◆ Exercise ◆
A complete, exact retyping of the data below is required.

App and web page records:
################

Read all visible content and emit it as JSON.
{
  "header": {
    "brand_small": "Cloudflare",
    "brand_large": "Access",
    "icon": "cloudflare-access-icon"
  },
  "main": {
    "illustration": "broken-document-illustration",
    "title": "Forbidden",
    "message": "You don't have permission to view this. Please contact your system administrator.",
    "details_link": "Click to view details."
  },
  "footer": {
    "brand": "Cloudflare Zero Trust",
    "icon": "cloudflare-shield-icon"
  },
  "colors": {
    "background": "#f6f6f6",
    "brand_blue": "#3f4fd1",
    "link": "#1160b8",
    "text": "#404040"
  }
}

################

◆ Response ◆
Read all visible content and emit it as JSON.
{
  "header": {
    "brand_small": "Cloudflare",
    "brand_large": "Access",
    "icon": "cloudflare-access-icon"
  },
  "main": {
    "illustration": "broken-document-illustration",
    "title": "Forbidden",
    "message": "You don't have permission to view this. Please contact your system administrator.",
    "details_link": "Click to view details."
  },
  "footer": {
    "brand": "Cloudflare Zero Trust",
    "icon": "cloudflare-shield-icon"
  },
  "colors": {
    "background": "#f6f6f6",
    "brand_blue": "#3f4fd1",
    "link": "#1160b8",
    "text": "#404040"
  }
}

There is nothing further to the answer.